→ Exercise details
How many lines below contain the word "data"? Answer with that number alone.
================
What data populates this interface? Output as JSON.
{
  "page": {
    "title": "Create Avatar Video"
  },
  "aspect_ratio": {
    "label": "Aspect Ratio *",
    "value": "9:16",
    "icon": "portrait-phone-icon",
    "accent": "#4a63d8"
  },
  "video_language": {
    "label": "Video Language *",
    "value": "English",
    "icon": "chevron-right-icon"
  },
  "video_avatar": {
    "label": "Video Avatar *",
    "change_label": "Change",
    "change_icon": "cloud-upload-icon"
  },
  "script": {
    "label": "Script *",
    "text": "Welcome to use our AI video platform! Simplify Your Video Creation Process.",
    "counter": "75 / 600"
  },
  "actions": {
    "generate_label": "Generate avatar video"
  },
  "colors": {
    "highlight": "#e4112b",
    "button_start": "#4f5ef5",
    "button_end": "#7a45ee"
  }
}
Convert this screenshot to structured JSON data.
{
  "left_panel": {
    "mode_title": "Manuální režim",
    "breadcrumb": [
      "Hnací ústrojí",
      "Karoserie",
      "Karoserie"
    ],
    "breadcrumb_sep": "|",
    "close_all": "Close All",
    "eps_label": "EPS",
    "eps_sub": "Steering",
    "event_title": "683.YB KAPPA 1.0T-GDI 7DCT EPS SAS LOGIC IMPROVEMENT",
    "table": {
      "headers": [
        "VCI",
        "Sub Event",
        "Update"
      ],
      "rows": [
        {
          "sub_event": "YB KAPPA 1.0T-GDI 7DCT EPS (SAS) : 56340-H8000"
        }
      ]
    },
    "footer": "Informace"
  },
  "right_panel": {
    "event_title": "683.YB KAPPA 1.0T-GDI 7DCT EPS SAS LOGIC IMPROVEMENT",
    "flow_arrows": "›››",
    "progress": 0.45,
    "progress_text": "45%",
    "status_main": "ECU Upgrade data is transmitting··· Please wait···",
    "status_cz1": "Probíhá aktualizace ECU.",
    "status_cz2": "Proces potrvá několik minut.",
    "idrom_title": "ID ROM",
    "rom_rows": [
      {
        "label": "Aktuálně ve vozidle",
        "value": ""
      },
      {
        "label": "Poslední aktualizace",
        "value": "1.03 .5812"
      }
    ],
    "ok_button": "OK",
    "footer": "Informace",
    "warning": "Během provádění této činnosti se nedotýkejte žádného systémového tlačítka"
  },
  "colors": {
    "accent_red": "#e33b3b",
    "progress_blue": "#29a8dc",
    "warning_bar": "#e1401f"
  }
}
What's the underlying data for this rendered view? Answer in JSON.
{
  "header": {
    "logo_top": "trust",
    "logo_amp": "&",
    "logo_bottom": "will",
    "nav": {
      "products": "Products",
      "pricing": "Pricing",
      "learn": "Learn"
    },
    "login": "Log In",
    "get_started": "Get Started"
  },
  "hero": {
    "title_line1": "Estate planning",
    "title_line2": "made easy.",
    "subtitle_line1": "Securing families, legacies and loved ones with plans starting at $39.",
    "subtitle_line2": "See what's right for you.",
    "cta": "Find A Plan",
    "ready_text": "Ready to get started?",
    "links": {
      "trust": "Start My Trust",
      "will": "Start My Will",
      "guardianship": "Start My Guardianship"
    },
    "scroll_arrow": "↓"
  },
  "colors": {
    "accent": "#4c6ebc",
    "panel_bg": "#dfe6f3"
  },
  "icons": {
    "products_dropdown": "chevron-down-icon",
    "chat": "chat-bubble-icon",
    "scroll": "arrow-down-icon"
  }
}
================
→ Result for this exercise
4